* EXERCISE REQUIREMENTS *
Write out the full listing again. Make no alterations.

* EXTRACTED RECORDS *
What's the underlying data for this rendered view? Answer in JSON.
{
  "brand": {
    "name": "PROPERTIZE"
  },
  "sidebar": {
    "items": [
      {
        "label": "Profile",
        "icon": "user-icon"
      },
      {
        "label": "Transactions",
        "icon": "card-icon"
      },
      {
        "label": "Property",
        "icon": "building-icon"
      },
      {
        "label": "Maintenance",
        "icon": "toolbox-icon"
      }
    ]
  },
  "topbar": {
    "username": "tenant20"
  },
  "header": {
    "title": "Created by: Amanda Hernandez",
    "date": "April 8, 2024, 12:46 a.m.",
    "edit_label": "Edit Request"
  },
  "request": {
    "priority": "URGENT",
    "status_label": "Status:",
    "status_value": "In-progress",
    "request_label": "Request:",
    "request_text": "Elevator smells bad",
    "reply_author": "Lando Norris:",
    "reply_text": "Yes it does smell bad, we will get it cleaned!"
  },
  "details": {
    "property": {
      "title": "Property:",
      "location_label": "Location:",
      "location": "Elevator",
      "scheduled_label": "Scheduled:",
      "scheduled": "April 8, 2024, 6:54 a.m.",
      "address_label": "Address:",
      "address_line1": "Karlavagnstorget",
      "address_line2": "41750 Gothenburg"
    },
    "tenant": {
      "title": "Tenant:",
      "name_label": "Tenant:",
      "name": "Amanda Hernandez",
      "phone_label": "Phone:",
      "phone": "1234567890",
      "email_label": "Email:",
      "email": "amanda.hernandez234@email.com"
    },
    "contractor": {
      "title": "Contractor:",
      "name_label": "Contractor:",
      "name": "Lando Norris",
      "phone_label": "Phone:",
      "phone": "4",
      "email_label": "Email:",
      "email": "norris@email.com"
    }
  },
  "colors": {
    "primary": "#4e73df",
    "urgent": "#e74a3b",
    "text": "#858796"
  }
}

* ANSWER SPACE *
What's the underlying data for this rendered view? Answer in JSON.
{
  "brand": {
    "name": "PROPERTIZE"
  },
  "sidebar": {
    "items": [
      {
        "label": "Profile",
        "icon": "user-icon"
      },
      {
        "label": "Transactions",
        "icon": "card-icon"
      },
      {
        "label": "Property",
        "icon": "building-icon"
      },
      {
        "label": "Maintenance",
        "icon": "toolbox-icon"
      }
    ]
  },
  "topbar": {
    "username": "tenant20"
  },
  "header": {
    "title": "Created by: Amanda Hernandez",
    "date": "April 8, 2024, 12:46 a.m.",
    "edit_label": "Edit Request"
  },
  "request": {
    "priority": "URGENT",
    "status_label": "Status:",
    "status_value": "In-progress",
    "request_label": "Request:",
    "request_text": "Elevator smells bad",
    "reply_author": "Lando Norris:",
    "reply_text": "Yes it does smell bad, we will get it cleaned!"
  },
  "details": {
    "property": {
      "title": "Property:",
      "location_label": "Location:",
      "location": "Elevator",
      "scheduled_label": "Scheduled:",
      "scheduled": "April 8, 2024, 6:54 a.m.",
      "address_label": "Address:",
      "address_line1": "Karlavagnstorget",
      "address_line2": "41750 Gothenburg"
    },
    "tenant": {
      "title": "Tenant:",
      "name_label": "Tenant:",
      "name": "Amanda Hernandez",
      "phone_label": "Phone:",
      "phone": "1234567890",
      "email_label": "Email:",
      "email": "amanda.hernandez234@email.com"
    },
    "contractor": {
      "title": "Contractor:",
      "name_label": "Contractor:",
      "name": "Lando Norris",
      "phone_label": "Phone:",
      "phone": "4",
      "email_label": "Email:",
      "email": "norris@email.com"
    }
  },
  "colors": {
    "primary": "#4e73df",
    "urgent": "#e74a3b",
    "text": "#858796"
  }
}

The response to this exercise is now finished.